In full disclosure, I must admit to a slight bias in liking the book. A few years ago a professor at UC Irvine called a paper of mine on the economic impact of forced migration to be of little interest, since the scientific question should really be the sign of the effect (that is, if the effect is different from zero, and in what direction), and clearly we all can guess that forced migration is bad. I immediately disagreed that sign is all that matters, though I had no developed argument to stand on. I ignored his opinion and went ahead with the project. I am glad to now find in Ziliak and McCloskey not only common supporters in believing that size of effect matters, but that only looking at sign is in fact not scientific. To quote Ziliak and McCloskey: “real science depends on size, on magnitude”.
The main problem the book addresses is the tendency of researchers to only look at the statistical significance of their coefficients, and then leave the question at that. Statistical significance is not the same as real world significance, but is instead a measure of the precision of the estimation. The authors give a wonderful example, summarized by Times Higher Education:
Suppose we have two diet pills, and you want to lose 5lb. One pill promises you that you'll lose 20lb, give or take 14, while the other promises that you'll lose 5lb, give or take 0.5lb. While it's true that the first pill's outcomes are more erratic, they are also more effective. You would take the second pill only if you wanted your weight loss to deviate as little as possible from exactly 5lb.One pill then gives a big, though varied, effect, while the other offers precision, with a much smaller effect. Since our original desire was to lose weight, we should actually prefer the one with the larger effect, but the now standard non-Bayesian statistical test, the “p-value”, in fact has us prefer the more precise pill. The size of effect matters, not just (or in this case, not at all) it’s precision.
Perhaps some people think about weight loss this way. If so, they happily conflate statistical and policy significance. However, that is probably not how most researchers, or their clients, think about the matter. They are seeking effectiveness - what the authors call "oomph" - but they are settling instead for mere precision under the guise of "statistical significance".
While the p-value does not actually give us a probability of our estimate being correct, it is commonly used like it does. But even under this incorrect interpretation, we are wrong to focus on it alone. If an astronomer says there is a 60% chance an asteroid is going to hit the planet and wipe out the human race, do we ignore him since he is not 90% or 95% certain? Definitely not. Why? Because the size of the effect (wiping out the human race) is too big to ignore. The same goes with global warming and the effect of Vioxx on heart attacks (also well discussed by Ziliak and McCloskey).

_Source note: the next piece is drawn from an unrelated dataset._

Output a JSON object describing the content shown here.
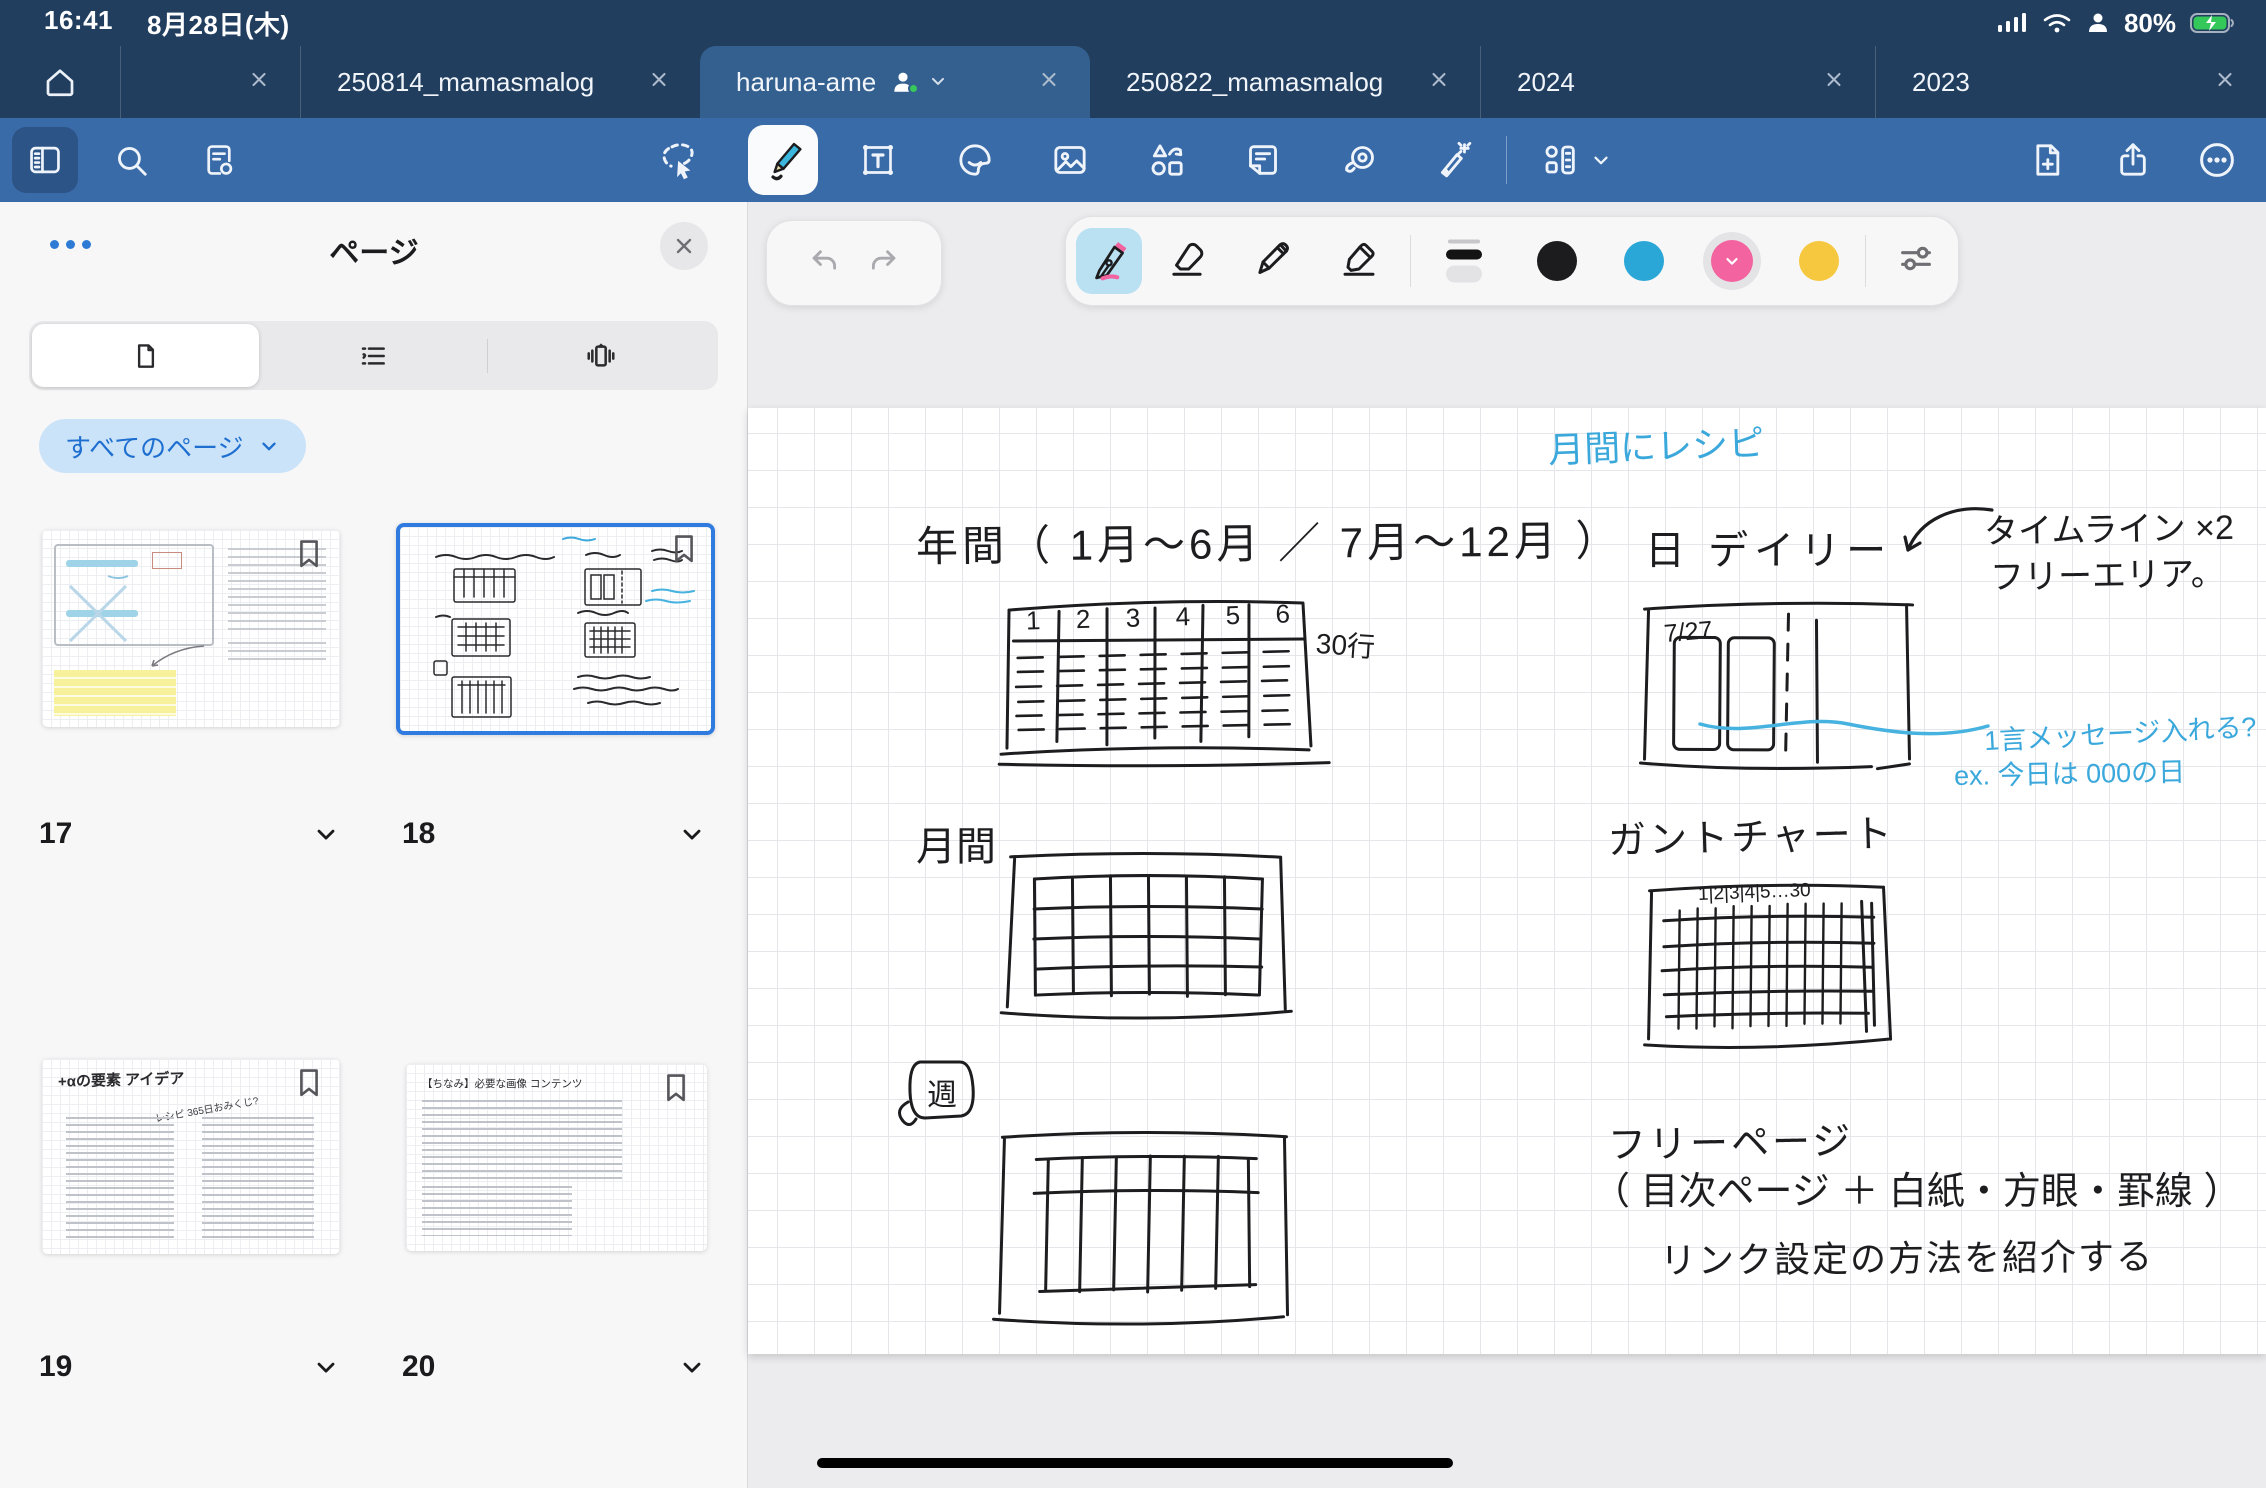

So the question is: what is the solution to using p-values? To those of us not interested in converting to the Bayesian methodology (I personally see little reason to add the complexity: if the errors have a normal distribution, the OLS estimate is the same as the maximum likelihood estimate, which is the same as a Bayesian estimate with a completely diffuse prior, which is a reasonable prior for most issues) there is an answer, which, while simple sounding, is not normally followed by researchers in practice: don’t rely simply on one blind test. Specifically, citing comments by Kenneth Rothman on page 165, researchers should instead focus on “measurement and interpretation of size of effects, confidence intervals, and examination of power functions with respect to effect size”.
So, don’t ignore the meteor just because it’s at a 12% rather than a 10% or 5% statistical significance, and use a range of values to better understand what the effect likely is and if that effect is truly of interest to us. In general, researchers need to be more careful about ensuring results are interpretable, and not just empty sign tests that give no clue to whether we should care about the effect.
The problem of power mentioned in the quote is more technical, but it’s basically a problem of excessive skepticism. When sample sizes are small, error estimations can be very noisy, and so a coefficient may be rejected as not statistically significant only because we don’t have the statistical power to isolate the effect. For instance, this was a problem for trials of the effect of Vioxx on heart attacks, which had a small number of trial participants, and the percentage occurance was quite small (though very important to those taking the drug). Rejecting the effect may in itself be a serious mistake.
Overall, I think this is an important book. The ideas in it definitely aren't new, they've just never been so well argued.
A final note: despite the general quality of the technical discussion, the authors end the book with an almost personal attack against Ronald Fisher, who used the work of William “Student” Gosset to develop the now standard idolatry of the p-value. I would have enjoyed the book even more if I had skipped chapters 20-22. Ziliak and McCloskey must surely be glad the dead can’t sue for libel.